Not only must the will and fundamental knowledge-view of things change, but a new combination of faculties take the place of the old. For if the intellect is not to do all our mental work for us or to work at all in its un-illumined state and if the will in the form of desires, wishes, intellectual preferences is not to determine and enforce our action, then it is clear that other powers of knowledge and will must awaken and either replace the intellect and the mental preference or illumine and guide the one and transform and dominate the other. Otherwise either the action may be nil or else its impulses mechanical and chaotic, even if the static being is blissfully enlarged; for they will well up indeed out of the universal and not the personal, but out of the universal in its lower formula which permits the erratic action of the heart and mind, while the old personal will and reason will not be there to impose some light and order on their ill-connected impulsion's. Such faculties and new combination of faculties can and do emerge and they are illuminations and powers that are in direct touch and harmony with the light and power of the Truth; therefore in proportion as they manifest and take hold of their functions, they must increase the force, subtlety and perfection of the Yogin’s skill in works.

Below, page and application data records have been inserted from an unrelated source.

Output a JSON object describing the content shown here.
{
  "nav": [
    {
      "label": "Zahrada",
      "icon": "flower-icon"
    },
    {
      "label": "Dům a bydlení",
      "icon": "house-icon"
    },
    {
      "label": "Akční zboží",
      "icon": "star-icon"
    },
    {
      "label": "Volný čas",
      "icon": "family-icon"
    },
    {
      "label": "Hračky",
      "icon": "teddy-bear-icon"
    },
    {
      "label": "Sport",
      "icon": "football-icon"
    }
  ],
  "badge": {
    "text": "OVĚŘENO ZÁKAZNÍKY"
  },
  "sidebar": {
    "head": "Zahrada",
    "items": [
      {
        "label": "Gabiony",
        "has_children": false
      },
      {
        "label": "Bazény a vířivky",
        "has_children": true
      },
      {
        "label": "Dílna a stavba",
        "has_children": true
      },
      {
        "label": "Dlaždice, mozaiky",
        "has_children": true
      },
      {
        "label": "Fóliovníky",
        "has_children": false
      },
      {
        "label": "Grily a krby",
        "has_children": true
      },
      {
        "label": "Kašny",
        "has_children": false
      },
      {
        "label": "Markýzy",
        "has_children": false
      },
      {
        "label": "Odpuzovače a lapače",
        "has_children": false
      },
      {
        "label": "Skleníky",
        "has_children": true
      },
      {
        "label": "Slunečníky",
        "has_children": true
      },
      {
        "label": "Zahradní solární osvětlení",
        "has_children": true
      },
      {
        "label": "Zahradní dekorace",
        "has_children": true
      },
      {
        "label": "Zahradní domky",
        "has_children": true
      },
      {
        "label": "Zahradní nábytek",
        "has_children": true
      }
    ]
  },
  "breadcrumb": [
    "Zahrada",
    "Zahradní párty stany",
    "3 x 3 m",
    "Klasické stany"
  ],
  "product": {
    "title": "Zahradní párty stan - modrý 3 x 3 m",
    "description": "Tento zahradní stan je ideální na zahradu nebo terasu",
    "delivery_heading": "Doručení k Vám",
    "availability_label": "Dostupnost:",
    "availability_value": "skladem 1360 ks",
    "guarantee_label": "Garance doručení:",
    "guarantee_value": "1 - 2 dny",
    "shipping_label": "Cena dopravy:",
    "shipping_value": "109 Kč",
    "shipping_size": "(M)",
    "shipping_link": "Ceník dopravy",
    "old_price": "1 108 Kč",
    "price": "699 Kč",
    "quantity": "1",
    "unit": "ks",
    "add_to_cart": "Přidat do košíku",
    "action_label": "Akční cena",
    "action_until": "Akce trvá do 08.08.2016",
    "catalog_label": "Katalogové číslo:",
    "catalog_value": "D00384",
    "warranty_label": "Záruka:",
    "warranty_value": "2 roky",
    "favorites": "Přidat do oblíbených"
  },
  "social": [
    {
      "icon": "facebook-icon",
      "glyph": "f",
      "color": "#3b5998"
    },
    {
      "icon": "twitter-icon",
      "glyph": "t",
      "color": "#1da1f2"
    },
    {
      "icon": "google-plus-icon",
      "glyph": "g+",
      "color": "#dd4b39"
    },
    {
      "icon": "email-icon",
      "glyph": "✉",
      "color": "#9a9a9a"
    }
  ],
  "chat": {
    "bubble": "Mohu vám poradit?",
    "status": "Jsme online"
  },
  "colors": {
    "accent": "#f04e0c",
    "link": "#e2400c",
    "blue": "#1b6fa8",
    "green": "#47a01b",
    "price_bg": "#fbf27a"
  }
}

But the greatest skill in works of Yoga is that which to the animal man its greatest ineptitude seems. For all this difficult attainment, the latter will say, may lead to anything you please, but we have to lose our personal life, abandon our personal objects, annul our personal will and pleasure and without these life cannot be worth living. Now the object of all skill in works must be evidently to secure the best welfare either of ourselves or of others or of all. The ordinary man calls it welfare to secure momentarily some transient object, to wade for it through a sea of grief and suffering and painful labour and to fall from it again still deeper into the same distressful element in search of a new transient object. The greatest cunning of Yoga is to have detected this cheat of the mind and its desires and dualities and to have found the way to an abiding peace, a universal delight and an all-embracing satisfaction, which can not only be enjoyed for oneself but communicated to others. That too arises out of the change of our being; for the pure truth of existence carries also in it the unalloyed delight of existence, they are inseparable in the status of the infinite. To use the figures of the Vedic seers, by Yoga Varuna is born in us, a vast sky of spiritual living, the divine in his wide existence and infinite truth; into that wideness Mitra rises up, Lord of Light and Love who takes all our activities of thought and feeling and will, links them into a divine harmony, charioteers our movement and dictates our works; called by this wideness and this harmony Aryaman appears in us, the Divine in its illumined power, uplifted force of being and all-judging effective will; and by the three comes the indwelling Bhaga, the Divine in its pure bliss and all-seizing joy who dispels the evil dream of our jarring and divided existence and possesses all things in the light and glory of Aryaman’s power, Mitra’s love and light, Varuna’s unity. This divine Birth shall be the son of our works; and then creating this what greater skill can there be or what more practical and sovereign cunning?